Well, now that we know how to make bread, we’re ready for pizzas!
Personally, when I make bread, I take a piece of the dough to make pizzas. After, what you put on your pizza, like tacos or burgers, is an affair of taste!
A little reminder about the dough:
For 1kg of flour, you need about 500ml of water, 10g sea salt flakes, and 1 small piece of fresh yeast (42g).
If you wanna go from the start, don’t hesitate to go back on the “bread recipe” page.
After the first rest of the dough, I leave 2/3 for the bread and keep 1/3 for the pizzas.
To that third, I add 3 tbsp of olive oil, I knead until the oil is completely incorporated in the dough.
I cut it in 3 to make smaller balls and I leave to rest under a clean and humid towel for 30 to 40 minutes.
After that, as I’m not a pizzaïolo, I use a rolling pin. Don’t forget to put some flour on your tabletop or it will stick.
Then I decorate it first with tomato purée (very classic for a red pizza). On the picture illustrating my words, there’s the vegetarian pizza with artichoke’s hearts and cheddar cheese, one fishy pizza with anchovies, black olives and mozzarella, and a meaty pizza with mozzarella, Parma ham, Parmiggiano shavings and fresh basil (those last 3 ingredients aren’t cooked but added just before service).
Sometimes I make a big rectangle and make two different toppings.
Now, you need the secret for a great crust… I found it by Jamie Oliver who advices to use a cast iron board directly under the pizza in a very warm oven.
I tested it and… it works!
I placed the pizza on a cast iron skillet (my oven is small, so it was the best way to go) in a 240°C oven for about 15 minutes. The thing is that your oven has to be really hot to start with. I was impatient once and the crust of the first pizza wasn’t completely cooked which is awful. Happily, the second one was great as then the 240°C had been reached!

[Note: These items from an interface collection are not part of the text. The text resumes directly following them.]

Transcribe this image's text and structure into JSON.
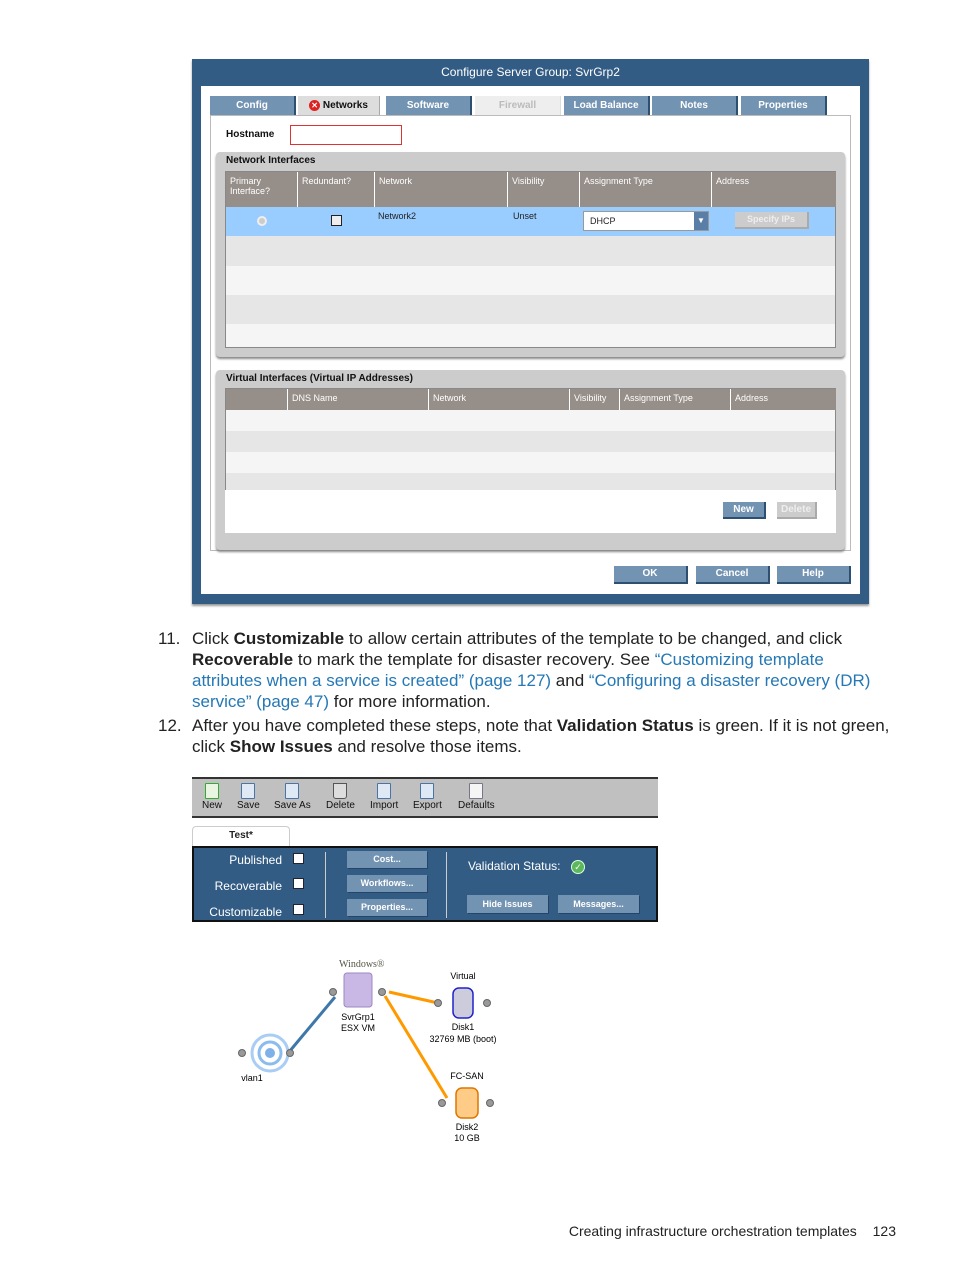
{
  "dialog": {
    "title": "Configure Server Group: SvrGrp2",
    "tabs": [
      {
        "label": "Config",
        "state": "normal"
      },
      {
        "label": "Networks",
        "state": "active",
        "icon": "error-icon"
      },
      {
        "label": "Software",
        "state": "normal"
      },
      {
        "label": "Firewall",
        "state": "disabled"
      },
      {
        "label": "Load Balance",
        "state": "normal"
      },
      {
        "label": "Notes",
        "state": "normal"
      },
      {
        "label": "Properties",
        "state": "normal"
      }
    ],
    "hostname_label": "Hostname",
    "hostname_value": "",
    "network_interfaces": {
      "title": "Network Interfaces",
      "columns": [
        "Primary Interface?",
        "Redundant?",
        "Network",
        "Visibility",
        "Assignment Type",
        "Address"
      ],
      "rows": [
        {
          "primary": "radio",
          "redundant": false,
          "network": "Network2",
          "visibility": "Unset",
          "assignment_type": "DHCP",
          "address_button": "Specify IPs"
        }
      ]
    },
    "virtual_interfaces": {
      "title": "Virtual Interfaces (Virtual IP Addresses)",
      "columns": [
        "",
        "DNS Name",
        "Network",
        "Visibility",
        "Assignment Type",
        "Address"
      ],
      "new_label": "New",
      "delete_label": "Delete"
    },
    "ok_label": "OK",
    "cancel_label": "Cancel",
    "help_label": "Help",
    "colors": {
      "frame": "#335c85",
      "button": "#7393b3",
      "selected_row": "#99ccff",
      "table_header": "#968e88"
    }
  },
  "steps": [
    {
      "number": "11.",
      "t1": "Click ",
      "b1": "Customizable",
      "t2": " to allow certain attributes of the template to be changed, and click ",
      "b2": "Recoverable",
      "t3": " to mark the template for disaster recovery. See ",
      "link1": "“Customizing template attributes when a service is created” (page 127)",
      "t4": " and ",
      "link2": "“Configuring a disaster recovery (DR) service” (page 47)",
      "t5": " for more information."
    },
    {
      "number": "12.",
      "t1": "After you have completed these steps, note that ",
      "b1": "Validation Status",
      "t2": " is green. If it is not green, click ",
      "b2": "Show Issues",
      "t3": " and resolve those items."
    }
  ],
  "editor": {
    "toolbar": [
      "New",
      "Save",
      "Save As",
      "Delete",
      "Import",
      "Export",
      "Defaults"
    ],
    "tab_label": "Test*",
    "checkboxes": [
      {
        "label": "Published",
        "checked": false
      },
      {
        "label": "Recoverable",
        "checked": false
      },
      {
        "label": "Customizable",
        "checked": false
      }
    ],
    "buttons": [
      "Cost...",
      "Workflows...",
      "Properties..."
    ],
    "validation_label": "Validation Status:",
    "validation_state": "green",
    "hide_issues_label": "Hide Issues",
    "messages_label": "Messages..."
  },
  "diagram": {
    "os_logo": "Windows®",
    "server_name": "SvrGrp1",
    "server_type": "ESX VM",
    "network_name": "vlan1",
    "disk1_type": "Virtual",
    "disk1_name": "Disk1",
    "disk1_size": "32769 MB (boot)",
    "disk2_type": "FC-SAN",
    "disk2_name": "Disk2",
    "disk2_size": "10 GB"
  },
  "footer": {
    "title": "Creating infrastructure orchestration templates",
    "page": "123"
  }
}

One day I’ll cook my pizza in my BBQ (I have one with a lid) so I’ll have the smoky taste of the traditional stuff!
Buon appetito a tutti!